· Future Physical State – Would my body ever heal? Would I ever be able to walk without it hurting? Go to the bathroom without the peri bottle? It seemed like it would never end (I promise you, it does – it just takes WAY longer than anyone ever tells you)
Everyone is different, but for me, everything started to feel better around 10 weeks or so, and I started to really “lean in” to the whole mommy thing. Once they start smiling, feeding more efficiently (whether it’s breastfeeding or formula feeding), sleeping longer stretches – the whole game changes. We’re almost at 8 months postpartum and I feel like I’ve found my groove. I don’t miss my old life anymore – I love my new one more than I ever could’ve imagined. I love being my baby’s person. I have such a high level of respect for all parents out there, especially my own! I look at women who became moms before me and I am in awe – and I’m embarrassed I didn’t realize how big of a deal it was for them when they went through it. My biggest takeaway is that we all need a tribe, a community. Everyone is doing their best and the more support we can give and receive, the better!

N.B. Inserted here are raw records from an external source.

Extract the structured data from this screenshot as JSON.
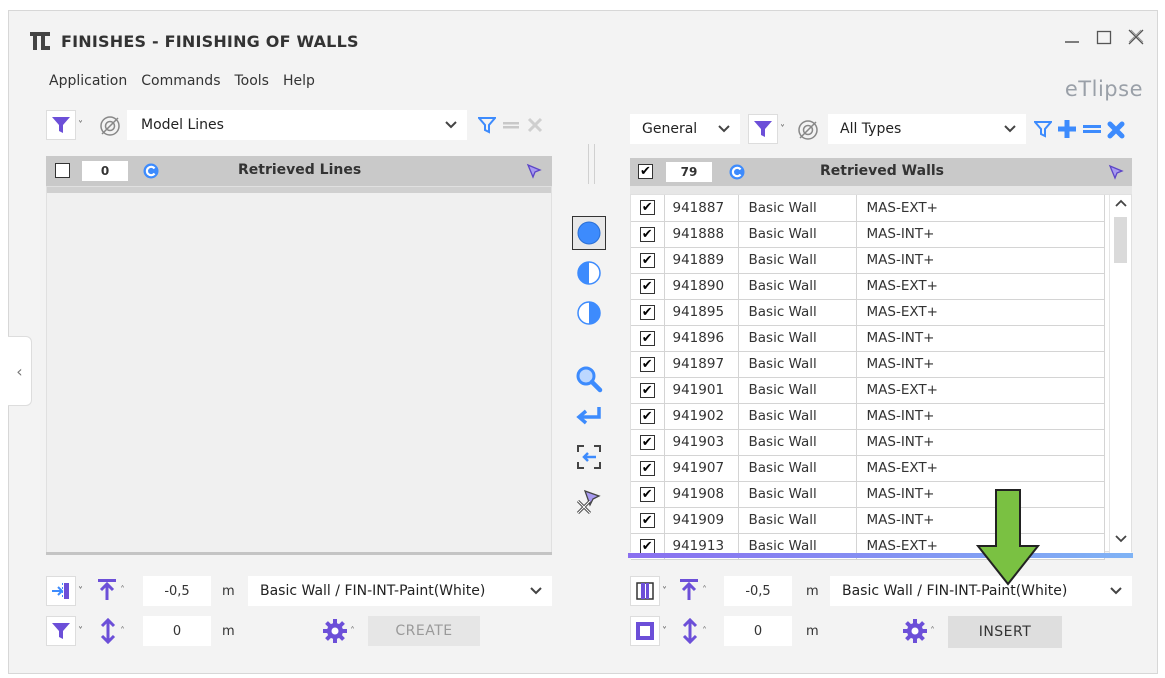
{
  "window": {
    "title": "FINISHES - FINISHING OF WALLS",
    "brand": "eTlipse"
  },
  "menu": [
    "Application",
    "Commands",
    "Tools",
    "Help"
  ],
  "left": {
    "category": "Model Lines",
    "count": "0",
    "header_title": "Retrieved Lines",
    "offset": "-0,5",
    "offset_unit": "m",
    "height": "0",
    "height_unit": "m",
    "wall_type": "Basic Wall / FIN-INT-Paint(White)",
    "action_label": "CREATE"
  },
  "right": {
    "scope": "General",
    "type_filter": "All Types",
    "count": "79",
    "header_title": "Retrieved Walls",
    "rows": [
      {
        "id": "941887",
        "family": "Basic Wall",
        "type": "MAS-EXT+"
      },
      {
        "id": "941888",
        "family": "Basic Wall",
        "type": "MAS-INT+"
      },
      {
        "id": "941889",
        "family": "Basic Wall",
        "type": "MAS-INT+"
      },
      {
        "id": "941890",
        "family": "Basic Wall",
        "type": "MAS-EXT+"
      },
      {
        "id": "941895",
        "family": "Basic Wall",
        "type": "MAS-EXT+"
      },
      {
        "id": "941896",
        "family": "Basic Wall",
        "type": "MAS-INT+"
      },
      {
        "id": "941897",
        "family": "Basic Wall",
        "type": "MAS-INT+"
      },
      {
        "id": "941901",
        "family": "Basic Wall",
        "type": "MAS-EXT+"
      },
      {
        "id": "941902",
        "family": "Basic Wall",
        "type": "MAS-INT+"
      },
      {
        "id": "941903",
        "family": "Basic Wall",
        "type": "MAS-INT+"
      },
      {
        "id": "941907",
        "family": "Basic Wall",
        "type": "MAS-EXT+"
      },
      {
        "id": "941908",
        "family": "Basic Wall",
        "type": "MAS-INT+"
      },
      {
        "id": "941909",
        "family": "Basic Wall",
        "type": "MAS-INT+"
      },
      {
        "id": "941913",
        "family": "Basic Wall",
        "type": "MAS-EXT+"
      }
    ],
    "offset": "-0,5",
    "offset_unit": "m",
    "height": "0",
    "height_unit": "m",
    "wall_type": "Basic Wall / FIN-INT-Paint(White)",
    "action_label": "INSERT"
  },
  "colors": {
    "accent": "#6c5ce7",
    "blue": "#3d8bfd",
    "arrow": "#7ac142"
  },
  "icons": {
    "filter": "filter-icon",
    "exclude": "exclude-icon",
    "refresh": "refresh-icon",
    "select": "cursor-icon"
  }
}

Final note – If you are going through a difficult time postpartum and feel like it’s not getting better, please talk to your doctor. They can let you know what’s expected and what isn’t. The more help you ask for, the better. It can never hurt!